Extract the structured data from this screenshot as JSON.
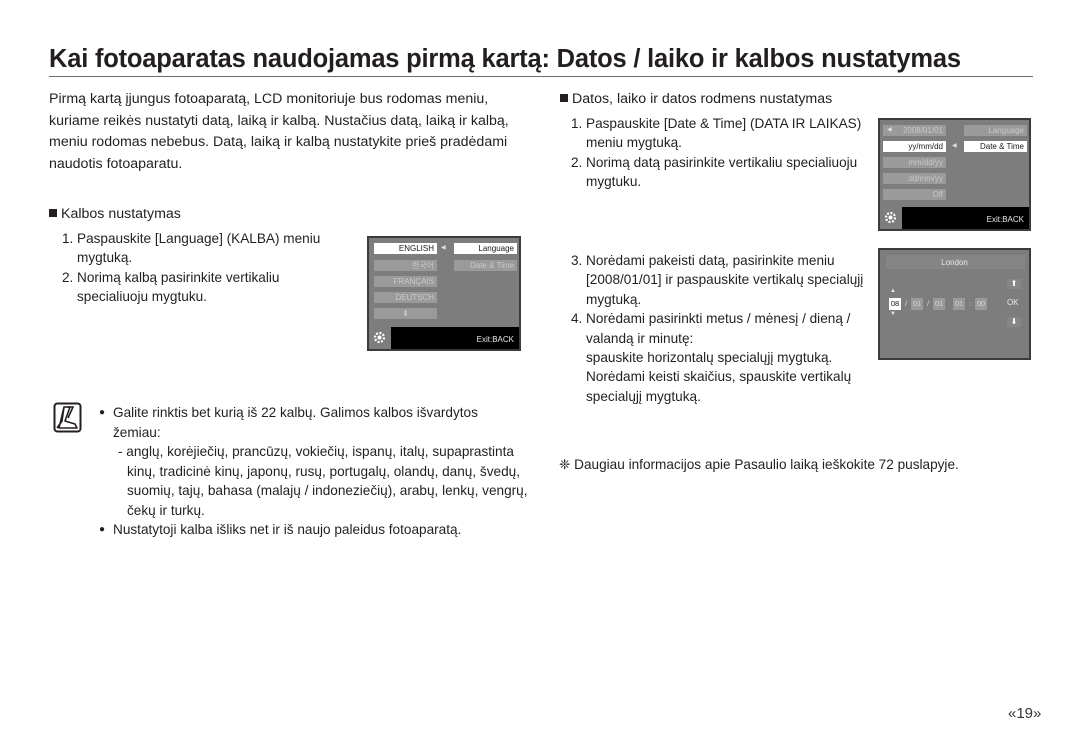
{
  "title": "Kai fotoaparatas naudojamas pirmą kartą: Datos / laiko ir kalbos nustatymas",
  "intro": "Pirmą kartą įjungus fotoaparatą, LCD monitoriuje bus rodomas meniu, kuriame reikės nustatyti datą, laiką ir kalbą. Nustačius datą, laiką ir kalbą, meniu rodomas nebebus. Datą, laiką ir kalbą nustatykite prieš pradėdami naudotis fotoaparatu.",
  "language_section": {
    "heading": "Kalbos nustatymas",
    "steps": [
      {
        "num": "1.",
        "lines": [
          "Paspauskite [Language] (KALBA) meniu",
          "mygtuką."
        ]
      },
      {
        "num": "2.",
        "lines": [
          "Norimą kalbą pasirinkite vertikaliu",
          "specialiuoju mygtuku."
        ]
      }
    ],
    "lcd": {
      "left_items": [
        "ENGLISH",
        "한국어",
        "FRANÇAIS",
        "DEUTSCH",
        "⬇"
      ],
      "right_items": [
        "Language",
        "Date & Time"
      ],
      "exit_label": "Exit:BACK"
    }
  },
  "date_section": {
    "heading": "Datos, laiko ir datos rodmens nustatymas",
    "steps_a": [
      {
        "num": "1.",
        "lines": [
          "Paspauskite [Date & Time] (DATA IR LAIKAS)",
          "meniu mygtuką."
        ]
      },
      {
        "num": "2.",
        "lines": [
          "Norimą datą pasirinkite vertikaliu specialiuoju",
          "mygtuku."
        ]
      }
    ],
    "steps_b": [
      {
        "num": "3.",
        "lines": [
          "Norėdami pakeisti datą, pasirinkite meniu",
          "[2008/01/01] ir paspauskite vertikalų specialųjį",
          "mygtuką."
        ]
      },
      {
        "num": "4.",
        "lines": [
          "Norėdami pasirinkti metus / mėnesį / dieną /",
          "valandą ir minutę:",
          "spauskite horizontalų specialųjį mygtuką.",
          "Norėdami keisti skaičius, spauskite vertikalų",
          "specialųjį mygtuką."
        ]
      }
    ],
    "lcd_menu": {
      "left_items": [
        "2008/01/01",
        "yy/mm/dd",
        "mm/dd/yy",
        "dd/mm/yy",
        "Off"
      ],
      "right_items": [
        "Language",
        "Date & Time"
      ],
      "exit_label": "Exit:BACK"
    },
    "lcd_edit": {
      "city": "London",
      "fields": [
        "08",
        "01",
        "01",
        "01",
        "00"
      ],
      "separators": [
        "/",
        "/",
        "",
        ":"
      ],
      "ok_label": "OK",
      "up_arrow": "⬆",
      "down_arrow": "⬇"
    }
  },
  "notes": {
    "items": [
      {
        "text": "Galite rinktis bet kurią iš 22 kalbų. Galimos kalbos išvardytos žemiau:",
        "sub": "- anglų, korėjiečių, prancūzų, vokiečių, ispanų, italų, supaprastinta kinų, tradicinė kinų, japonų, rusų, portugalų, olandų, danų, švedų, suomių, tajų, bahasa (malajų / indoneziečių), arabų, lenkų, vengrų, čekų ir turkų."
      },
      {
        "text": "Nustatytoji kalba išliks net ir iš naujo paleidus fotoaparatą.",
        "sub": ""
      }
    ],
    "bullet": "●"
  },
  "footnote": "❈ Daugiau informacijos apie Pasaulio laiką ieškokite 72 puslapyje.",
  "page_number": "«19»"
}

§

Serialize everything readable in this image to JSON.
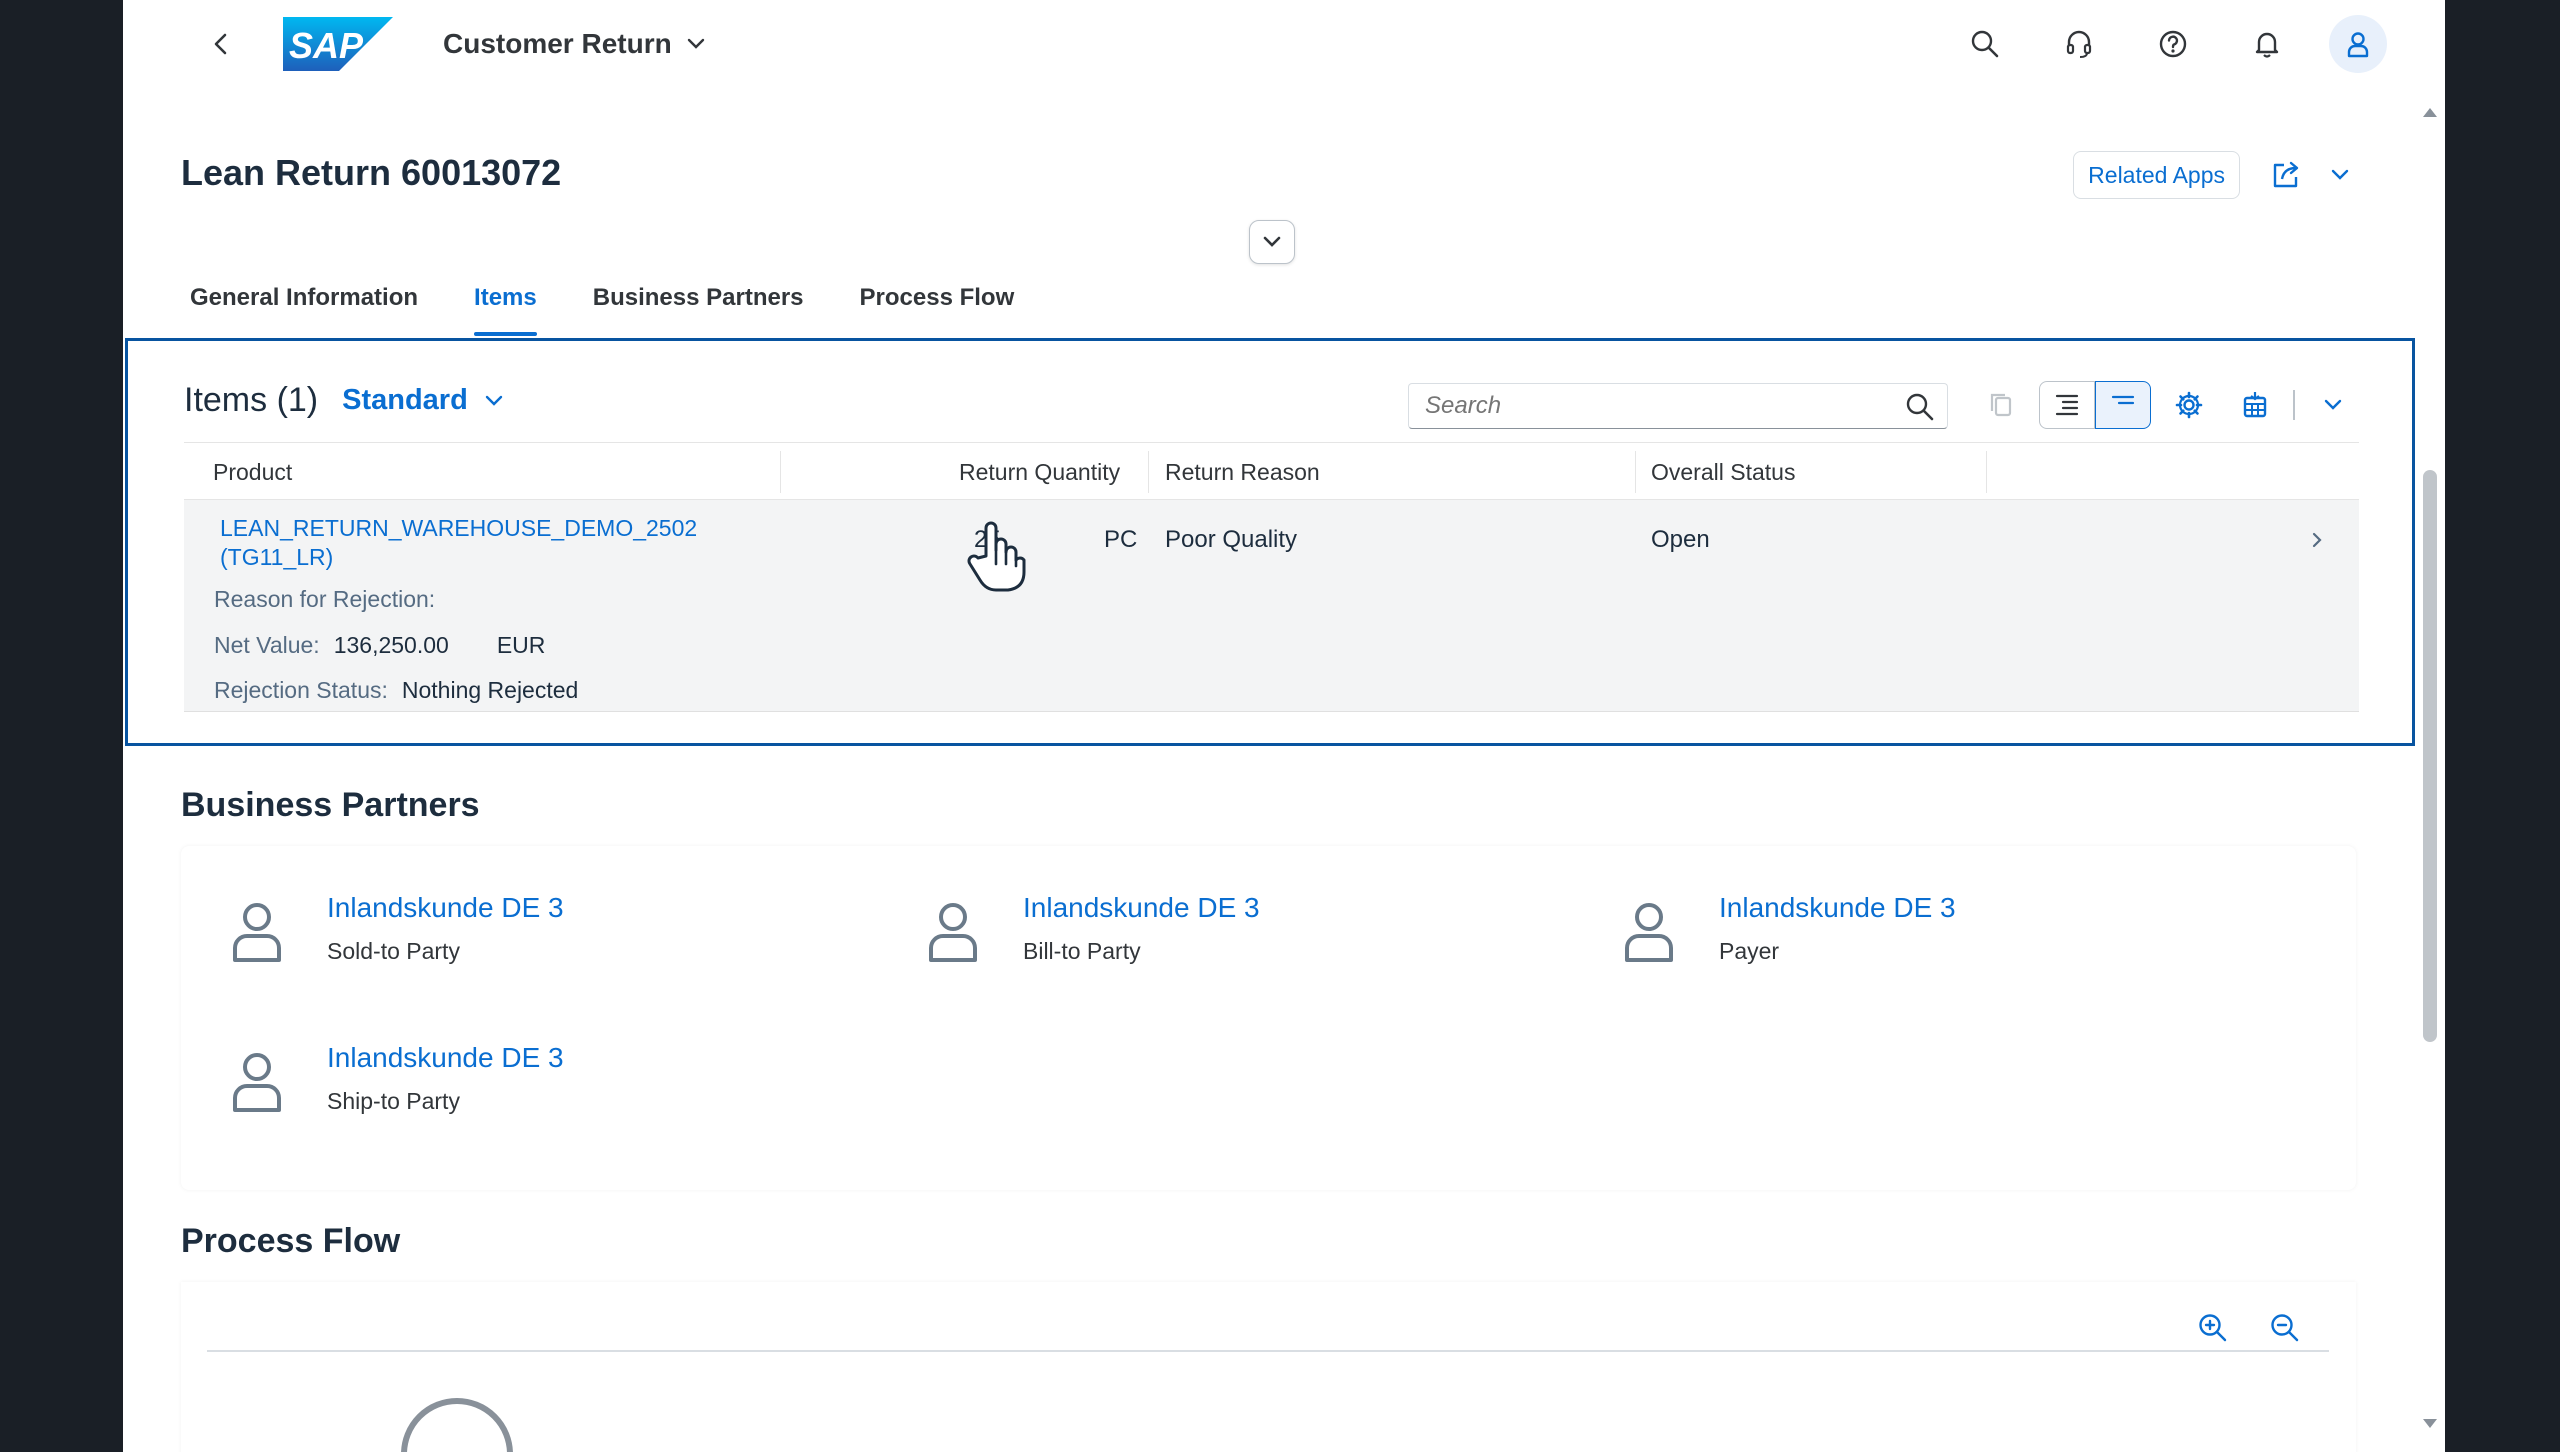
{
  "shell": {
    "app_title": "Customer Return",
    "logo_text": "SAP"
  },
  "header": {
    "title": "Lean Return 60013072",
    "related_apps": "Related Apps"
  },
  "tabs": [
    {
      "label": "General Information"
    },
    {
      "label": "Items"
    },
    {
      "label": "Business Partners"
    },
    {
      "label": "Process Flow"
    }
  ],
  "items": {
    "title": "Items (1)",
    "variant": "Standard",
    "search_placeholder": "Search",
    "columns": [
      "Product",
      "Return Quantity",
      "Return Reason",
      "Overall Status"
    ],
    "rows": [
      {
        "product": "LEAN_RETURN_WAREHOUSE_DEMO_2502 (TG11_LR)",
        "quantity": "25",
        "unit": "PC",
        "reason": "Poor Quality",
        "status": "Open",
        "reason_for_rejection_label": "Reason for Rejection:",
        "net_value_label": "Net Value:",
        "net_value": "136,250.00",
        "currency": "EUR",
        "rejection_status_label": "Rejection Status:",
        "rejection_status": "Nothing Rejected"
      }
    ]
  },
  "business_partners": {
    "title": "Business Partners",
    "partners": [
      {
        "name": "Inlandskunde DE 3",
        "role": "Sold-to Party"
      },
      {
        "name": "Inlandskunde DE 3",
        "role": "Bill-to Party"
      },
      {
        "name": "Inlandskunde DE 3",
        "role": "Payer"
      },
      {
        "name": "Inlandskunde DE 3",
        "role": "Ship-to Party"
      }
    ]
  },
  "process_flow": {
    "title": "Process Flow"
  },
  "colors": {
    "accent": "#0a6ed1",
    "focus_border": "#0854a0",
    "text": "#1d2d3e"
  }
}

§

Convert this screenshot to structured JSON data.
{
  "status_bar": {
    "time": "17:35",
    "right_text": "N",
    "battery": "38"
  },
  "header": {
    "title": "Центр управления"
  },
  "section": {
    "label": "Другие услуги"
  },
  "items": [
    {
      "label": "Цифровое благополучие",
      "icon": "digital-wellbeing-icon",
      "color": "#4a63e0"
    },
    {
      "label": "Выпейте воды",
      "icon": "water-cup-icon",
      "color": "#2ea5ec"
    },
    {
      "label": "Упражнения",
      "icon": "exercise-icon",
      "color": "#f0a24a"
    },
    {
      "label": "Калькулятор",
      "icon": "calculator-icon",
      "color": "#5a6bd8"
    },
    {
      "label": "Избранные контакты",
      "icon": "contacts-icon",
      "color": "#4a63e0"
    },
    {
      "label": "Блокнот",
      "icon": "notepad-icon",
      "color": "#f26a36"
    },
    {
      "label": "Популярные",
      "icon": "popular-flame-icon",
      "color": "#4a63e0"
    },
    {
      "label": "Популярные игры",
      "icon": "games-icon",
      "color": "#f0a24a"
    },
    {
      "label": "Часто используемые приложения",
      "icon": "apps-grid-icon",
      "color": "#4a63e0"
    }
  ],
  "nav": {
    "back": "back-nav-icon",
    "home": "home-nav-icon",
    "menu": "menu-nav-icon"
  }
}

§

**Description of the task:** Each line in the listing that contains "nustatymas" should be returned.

**Solution below:**
  "title": "Kai fotoaparatas naudojamas pirmą kartą: Datos / laiko ir kalbos nustatymas",
    "heading": "Kalbos nustatymas",
    "heading": "Datos, laiko ir datos rodmens nustatymas",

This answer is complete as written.